_PROBLEM TO WORK ON_. Reproduce the entries word for word but drop every picture.

_Entries from a dataset of interfaces_.

%%

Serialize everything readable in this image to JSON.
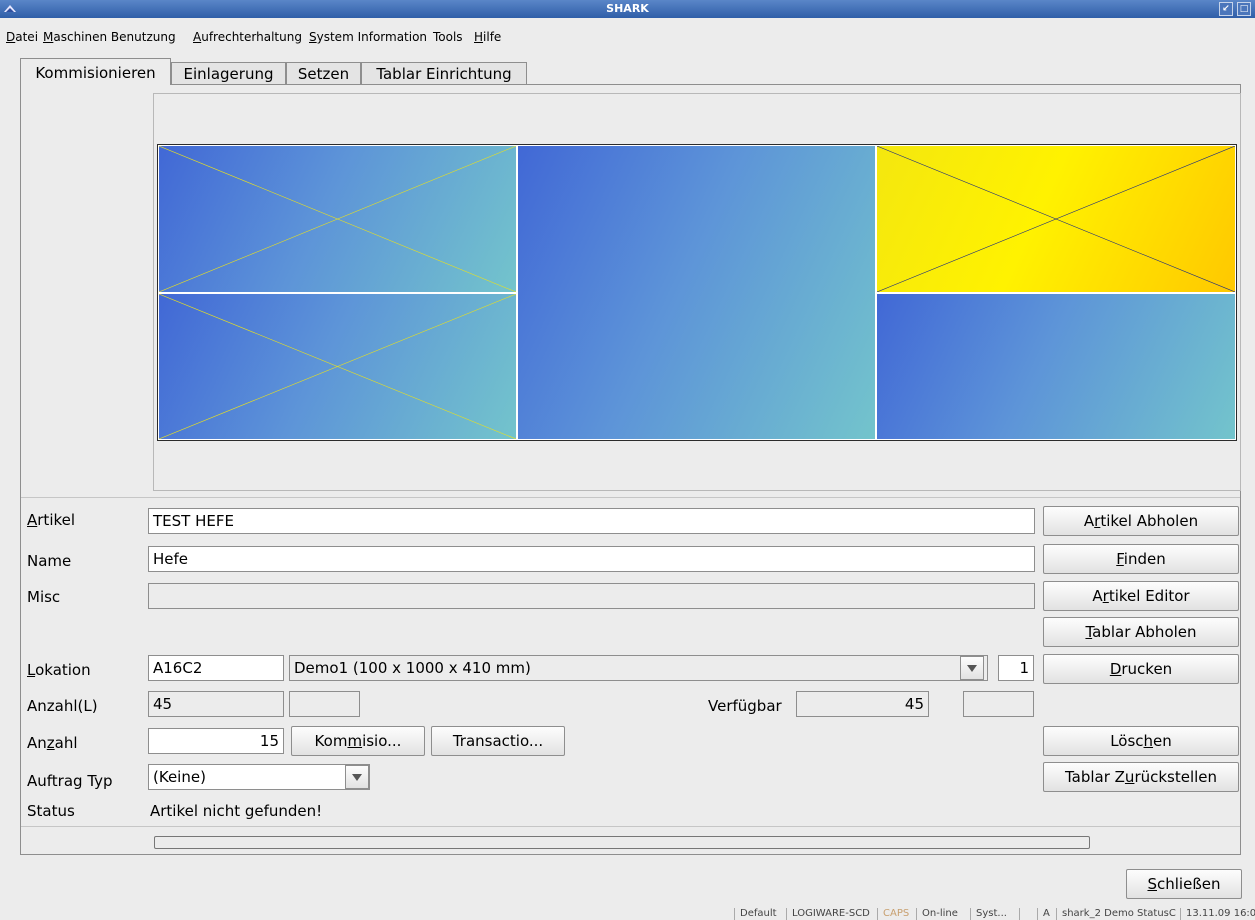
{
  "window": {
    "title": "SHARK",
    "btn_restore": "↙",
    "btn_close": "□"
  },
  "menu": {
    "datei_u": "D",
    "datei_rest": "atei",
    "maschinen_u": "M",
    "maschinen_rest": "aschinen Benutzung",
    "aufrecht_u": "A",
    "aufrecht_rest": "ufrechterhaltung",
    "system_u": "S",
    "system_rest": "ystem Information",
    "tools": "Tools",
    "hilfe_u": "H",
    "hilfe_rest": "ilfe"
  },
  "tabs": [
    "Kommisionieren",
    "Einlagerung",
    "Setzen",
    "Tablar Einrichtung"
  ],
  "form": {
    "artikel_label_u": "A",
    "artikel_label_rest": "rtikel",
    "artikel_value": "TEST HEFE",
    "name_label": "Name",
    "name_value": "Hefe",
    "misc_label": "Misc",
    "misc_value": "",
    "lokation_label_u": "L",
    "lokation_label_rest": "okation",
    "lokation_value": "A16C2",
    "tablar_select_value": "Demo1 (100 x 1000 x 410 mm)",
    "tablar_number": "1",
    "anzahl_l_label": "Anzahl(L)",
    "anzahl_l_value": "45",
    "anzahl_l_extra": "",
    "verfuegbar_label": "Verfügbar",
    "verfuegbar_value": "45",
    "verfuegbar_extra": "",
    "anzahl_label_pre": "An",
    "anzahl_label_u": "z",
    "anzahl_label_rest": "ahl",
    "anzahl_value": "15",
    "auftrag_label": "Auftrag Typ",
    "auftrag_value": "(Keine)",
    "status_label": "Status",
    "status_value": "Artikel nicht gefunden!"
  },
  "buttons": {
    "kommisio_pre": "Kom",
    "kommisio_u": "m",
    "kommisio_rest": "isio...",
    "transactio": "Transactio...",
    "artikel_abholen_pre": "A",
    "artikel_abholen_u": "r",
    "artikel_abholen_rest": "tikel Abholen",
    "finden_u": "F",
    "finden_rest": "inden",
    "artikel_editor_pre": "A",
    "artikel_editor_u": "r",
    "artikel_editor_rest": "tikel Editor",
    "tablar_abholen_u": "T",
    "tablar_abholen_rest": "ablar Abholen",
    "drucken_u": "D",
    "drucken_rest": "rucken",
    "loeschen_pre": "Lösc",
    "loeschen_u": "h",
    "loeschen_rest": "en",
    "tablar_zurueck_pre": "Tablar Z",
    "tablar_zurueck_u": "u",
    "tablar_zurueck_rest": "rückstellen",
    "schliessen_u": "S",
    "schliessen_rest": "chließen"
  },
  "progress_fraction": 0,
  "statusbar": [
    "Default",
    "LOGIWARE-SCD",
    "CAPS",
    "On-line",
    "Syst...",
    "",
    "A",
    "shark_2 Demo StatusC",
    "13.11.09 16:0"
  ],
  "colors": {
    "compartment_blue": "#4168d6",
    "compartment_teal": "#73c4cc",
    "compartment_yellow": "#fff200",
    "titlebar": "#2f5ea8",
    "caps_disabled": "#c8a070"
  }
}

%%

_ANSWER TO THIS PROBLEM_.
Serialize everything readable in this image to JSON.
{
  "window": {
    "title": "SHARK",
    "btn_restore": "↙",
    "btn_close": "□"
  },
  "menu": {
    "datei_u": "D",
    "datei_rest": "atei",
    "maschinen_u": "M",
    "maschinen_rest": "aschinen Benutzung",
    "aufrecht_u": "A",
    "aufrecht_rest": "ufrechterhaltung",
    "system_u": "S",
    "system_rest": "ystem Information",
    "tools": "Tools",
    "hilfe_u": "H",
    "hilfe_rest": "ilfe"
  },
  "tabs": [
    "Kommisionieren",
    "Einlagerung",
    "Setzen",
    "Tablar Einrichtung"
  ],
  "form": {
    "artikel_label_u": "A",
    "artikel_label_rest": "rtikel",
    "artikel_value": "TEST HEFE",
    "name_label": "Name",
    "name_value": "Hefe",
    "misc_label": "Misc",
    "misc_value": "",
    "lokation_label_u": "L",
    "lokation_label_rest": "okation",
    "lokation_value": "A16C2",
    "tablar_select_value": "Demo1 (100 x 1000 x 410 mm)",
    "tablar_number": "1",
    "anzahl_l_label": "Anzahl(L)",
    "anzahl_l_value": "45",
    "anzahl_l_extra": "",
    "verfuegbar_label": "Verfügbar",
    "verfuegbar_value": "45",
    "verfuegbar_extra": "",
    "anzahl_label_pre": "An",
    "anzahl_label_u": "z",
    "anzahl_label_rest": "ahl",
    "anzahl_value": "15",
    "auftrag_label": "Auftrag Typ",
    "auftrag_value": "(Keine)",
    "status_label": "Status",
    "status_value": "Artikel nicht gefunden!"
  },
  "buttons": {
    "kommisio_pre": "Kom",
    "kommisio_u": "m",
    "kommisio_rest": "isio...",
    "transactio": "Transactio...",
    "artikel_abholen_pre": "A",
    "artikel_abholen_u": "r",
    "artikel_abholen_rest": "tikel Abholen",
    "finden_u": "F",
    "finden_rest": "inden",
    "artikel_editor_pre": "A",
    "artikel_editor_u": "r",
    "artikel_editor_rest": "tikel Editor",
    "tablar_abholen_u": "T",
    "tablar_abholen_rest": "ablar Abholen",
    "drucken_u": "D",
    "drucken_rest": "rucken",
    "loeschen_pre": "Lösc",
    "loeschen_u": "h",
    "loeschen_rest": "en",
    "tablar_zurueck_pre": "Tablar Z",
    "tablar_zurueck_u": "u",
    "tablar_zurueck_rest": "rückstellen",
    "schliessen_u": "S",
    "schliessen_rest": "chließen"
  },
  "progress_fraction": 0,
  "statusbar": [
    "Default",
    "LOGIWARE-SCD",
    "CAPS",
    "On-line",
    "Syst...",
    "",
    "A",
    "shark_2 Demo StatusC",
    "13.11.09 16:0"
  ],
  "colors": {
    "compartment_blue": "#4168d6",
    "compartment_teal": "#73c4cc",
    "compartment_yellow": "#fff200",
    "titlebar": "#2f5ea8",
    "caps_disabled": "#c8a070"
  }
}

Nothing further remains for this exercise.